The Commonwealth Technology Research Fund issued a grant three years ago
to establish the Cancer Genomics Project, a collaboration between two
Virginia universities—Virginia Commonwealth and George Mason—and
Inova, a major health care provider in Virginia. The partnership’s focus
was the development of new diagnostic tools, such as microarrays, for
use in patients with cancer. This project started a tissue-acquisition
system involving banking of residual tissue samples for isolation of DNA,
RNA, and protein for further analysis, including gene expression microarrays.
"For microarray analysis of RNA you need excellent quality material,"
says Catherine I. Dumur, PhD, assistant professor in the Department of
Pathology at Virginia Commonwealth University. Her role in the project
was to determine what processes produce high sample quality.
Of course, the first requirement is high-quality tissue, which is obtained
by quick freezing after removal from the body. Moreover, tumor tissue
samples should contain at least 70 percent tumor. Subsequent critical
steps are RNA extraction, cDNA synthesis, and cRNA synthesis and labeling.
"If we follow QC guidelines for all these steps," Dr. Dumur says, "I think
microarrays would have a great chance to succeed in the clinical arena."

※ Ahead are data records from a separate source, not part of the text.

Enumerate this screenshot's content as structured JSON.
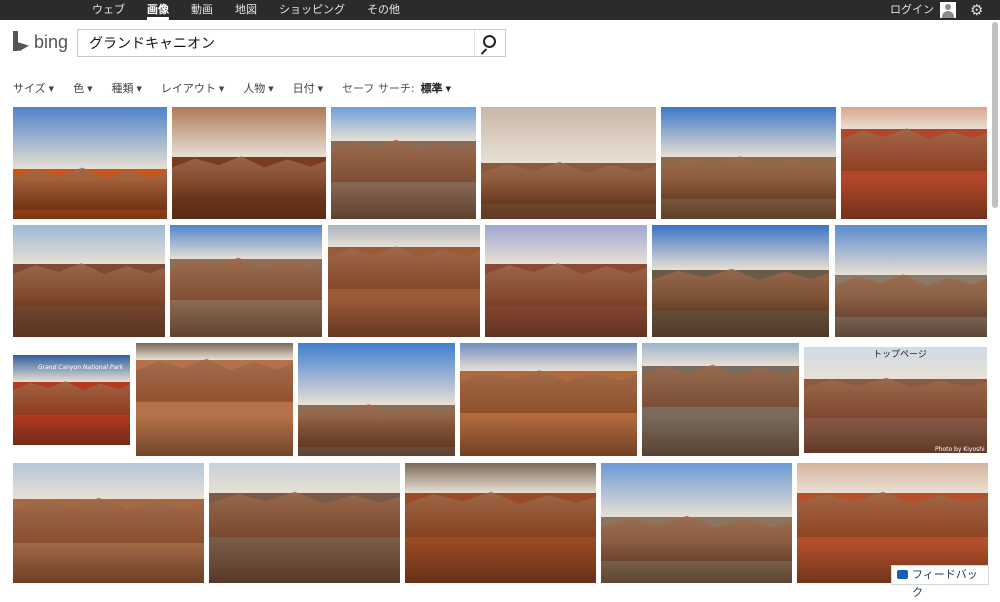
{
  "topnav": {
    "items": [
      "ウェブ",
      "画像",
      "動画",
      "地図",
      "ショッピング",
      "その他"
    ],
    "active_index": 1,
    "login_label": "ログイン"
  },
  "icons": {
    "avatar": "user-icon",
    "settings": "gear-icon",
    "search": "search-icon"
  },
  "logo": {
    "text": "bing"
  },
  "search": {
    "query": "グランドキャニオン"
  },
  "filters": {
    "items": [
      "サイズ",
      "色",
      "種類",
      "レイアウト",
      "人物",
      "日付"
    ],
    "safe_search_label": "セーフ サーチ:",
    "safe_search_value": "標準"
  },
  "image_overlays": {
    "card_title": "Grand Canyon National Park",
    "top_page_text": "トップページ",
    "photo_credit": "Photo by Kiyoshi"
  },
  "feedback": {
    "label": "フィードバック"
  },
  "colors": {
    "topbar": "#2b2b2b",
    "brand_gray": "#555555",
    "accent_blue": "#1a5fb4"
  }
}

She offers two qualifications to this conclusion. First, microarrays
are not currently used as clinical tools. "I think the main clinical impact

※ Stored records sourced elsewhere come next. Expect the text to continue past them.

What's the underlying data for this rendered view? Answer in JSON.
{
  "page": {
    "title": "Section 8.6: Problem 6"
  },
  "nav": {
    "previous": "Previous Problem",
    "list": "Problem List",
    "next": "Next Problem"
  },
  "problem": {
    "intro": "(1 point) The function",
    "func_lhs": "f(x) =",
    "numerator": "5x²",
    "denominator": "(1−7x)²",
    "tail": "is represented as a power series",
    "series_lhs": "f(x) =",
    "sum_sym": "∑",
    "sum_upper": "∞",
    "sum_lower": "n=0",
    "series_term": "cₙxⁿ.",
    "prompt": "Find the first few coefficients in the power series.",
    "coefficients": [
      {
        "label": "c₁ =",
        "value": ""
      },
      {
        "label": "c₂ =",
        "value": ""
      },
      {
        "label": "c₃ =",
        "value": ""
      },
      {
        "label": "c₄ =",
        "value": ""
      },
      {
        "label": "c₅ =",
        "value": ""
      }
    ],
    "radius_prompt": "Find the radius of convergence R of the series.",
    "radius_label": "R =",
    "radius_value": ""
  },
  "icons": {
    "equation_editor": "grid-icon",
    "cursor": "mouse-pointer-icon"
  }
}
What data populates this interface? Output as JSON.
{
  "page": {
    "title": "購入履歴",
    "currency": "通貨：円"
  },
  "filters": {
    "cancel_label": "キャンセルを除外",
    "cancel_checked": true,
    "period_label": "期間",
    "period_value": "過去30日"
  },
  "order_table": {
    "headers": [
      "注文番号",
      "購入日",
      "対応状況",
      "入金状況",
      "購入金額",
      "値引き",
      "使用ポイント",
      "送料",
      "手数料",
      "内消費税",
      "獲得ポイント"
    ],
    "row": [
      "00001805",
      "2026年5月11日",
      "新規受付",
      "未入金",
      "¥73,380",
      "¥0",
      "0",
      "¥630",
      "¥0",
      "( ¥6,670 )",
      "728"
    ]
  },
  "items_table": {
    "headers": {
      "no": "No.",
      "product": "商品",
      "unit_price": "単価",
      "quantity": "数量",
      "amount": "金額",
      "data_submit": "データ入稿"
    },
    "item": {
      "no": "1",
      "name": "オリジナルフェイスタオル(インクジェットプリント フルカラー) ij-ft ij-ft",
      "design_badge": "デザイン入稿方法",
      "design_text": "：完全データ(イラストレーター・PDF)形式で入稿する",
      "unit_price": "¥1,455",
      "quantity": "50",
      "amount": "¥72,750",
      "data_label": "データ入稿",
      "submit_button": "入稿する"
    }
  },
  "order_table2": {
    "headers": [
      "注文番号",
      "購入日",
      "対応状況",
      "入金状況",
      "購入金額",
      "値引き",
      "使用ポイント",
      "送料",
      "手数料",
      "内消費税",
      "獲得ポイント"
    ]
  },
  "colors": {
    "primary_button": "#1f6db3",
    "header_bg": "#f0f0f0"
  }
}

of microarrays will be to become an ancillary tool for stratification
of tumors that would be otherwise classified very similarly by current
methods but that correspond to different outcomes," she says.
Second, following rigorous QC guidelines can be challenging. Having tissue
frozen, rather than paraffin-embedded, demands special attention. The
Cancer Genomics Project recruited dedicated tissue-acquisition coordinators
who can access the OR schedule and transport freshly removed tissue to
the pathologist for evaluation and snap freezing. Time from removal of
tissue to freezing should be recorded and kept to a minimum, Dr. Dumur
says. In the Cancer Genomics Project that time is usually about 20 minutes.
Tumor cells from samples containing less than 70 percent tumor may have
to be enriched by laser capture microdissection, which may affect gene
expression results when compared with non-microdissected samples. Also,
samples with very small amounts of RNA require linear amplification, which
can introduce bias. Dr. Dumur extracts RNA with TRIzol followed by a Qiagen
cleanup process to further remove inhibitors. She advocates QC analysis
after RNA extraction, cDNA synthesis, and cRNA labeling, and these QC
criteria were published recently (Dumur CI, et al. Clin Chem.
Much, however, remains to be done. Microarray data acquired by different
laboratories from the same tissue samples have to be analyzed to test
interlaboratory reproducibility, "similar to proficiency testing," Dr.
Dumur says, and ensure the quality of the overall process.